Organizers of A Place Between – A 60’s Scoop Arts Project
Marcel Balfour, Daina Warren, Janell Henry

Elders
Velma Orvis, Wahlea Croxen, Carolyn Moar

For more information please contact Daina Warren, Director, at daina@urbanshaman.org; or Janell Henry, Project Coordinator, at aplacebetween2017@gmail.com; or call the Urban Shaman Gallery at 204-942-2674.

Special thanks to the National Indian Brotherhood Trust Fund, Sport, Culture, and Heritage | Government of Canada, {Re}conciliation | Canada Council for the Arts

Urban Shaman: Contemporary Aboriginal Art Gallery acknowledges the support of our friends, volunteers, community and all our relations, the Winnipeg Arts Council, the Manitoba Arts Council, the Canada Council for the Arts, NCI FM, and Wawanesa Insurance. And all the donors and sponsors to the project.

Urban Shaman Contemporary Aboriginal Art Gallery
203 – 290 McDermot Avenue, Winnipeg, MB R3B 0T2
T 204.942.2674
W http://www.urbanshaman.org

Still from Alanis Obamsowin’s “Richard Cardinal: Cry from a Diary of a Metis Child”

Details

Date:
April 25
Time:
7:00 pm - 9:00 pm
Event Category:

Organizer

Urban Shaman
Phone:
204-942-2674
Email:
Website:
www.urbanshaman.org

Other

Status
Event Organizer
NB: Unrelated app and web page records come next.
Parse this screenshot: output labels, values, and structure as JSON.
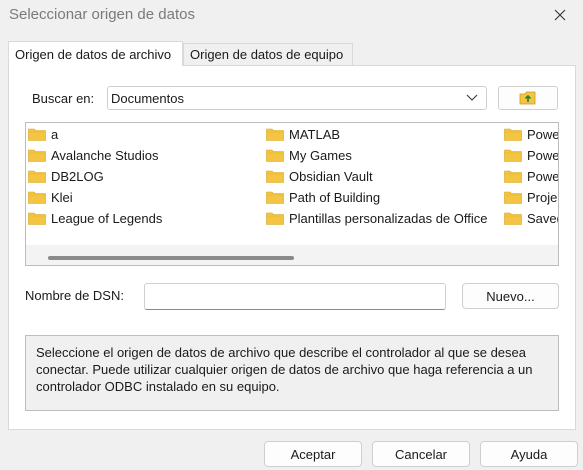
{
  "window": {
    "title": "Seleccionar origen de datos"
  },
  "tabs": [
    {
      "label": "Origen de datos de archivo",
      "active": true
    },
    {
      "label": "Origen de datos de equipo",
      "active": false
    }
  ],
  "lookin": {
    "label": "Buscar en:",
    "value": "Documentos"
  },
  "files": {
    "col1": [
      "a",
      "Avalanche Studios",
      "DB2LOG",
      "Klei",
      "League of Legends"
    ],
    "col2": [
      "MATLAB",
      "My Games",
      "Obsidian Vault",
      "Path of Building",
      "Plantillas personalizadas de Office"
    ],
    "col3": [
      "Powe",
      "Powe",
      "Powe",
      "Proje",
      "Saved"
    ]
  },
  "dsn": {
    "label": "Nombre de DSN:",
    "value": "",
    "new_button": "Nuevo..."
  },
  "description": "Seleccione el origen de datos de archivo que describe el controlador al que se desea conectar. Puede utilizar cualquier origen de datos de archivo que haga referencia a un controlador ODBC instalado en su equipo.",
  "buttons": {
    "accept": "Aceptar",
    "cancel": "Cancelar",
    "help": "Ayuda"
  },
  "colors": {
    "folder": "#f4c542",
    "background": "#f0f0f0"
  }
}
Venue

100 Arthur St_Winnipeg
100 Arthur St Winnipeg, Manitoba R3B 1H7 + Google Map
Phone:
204-942-2674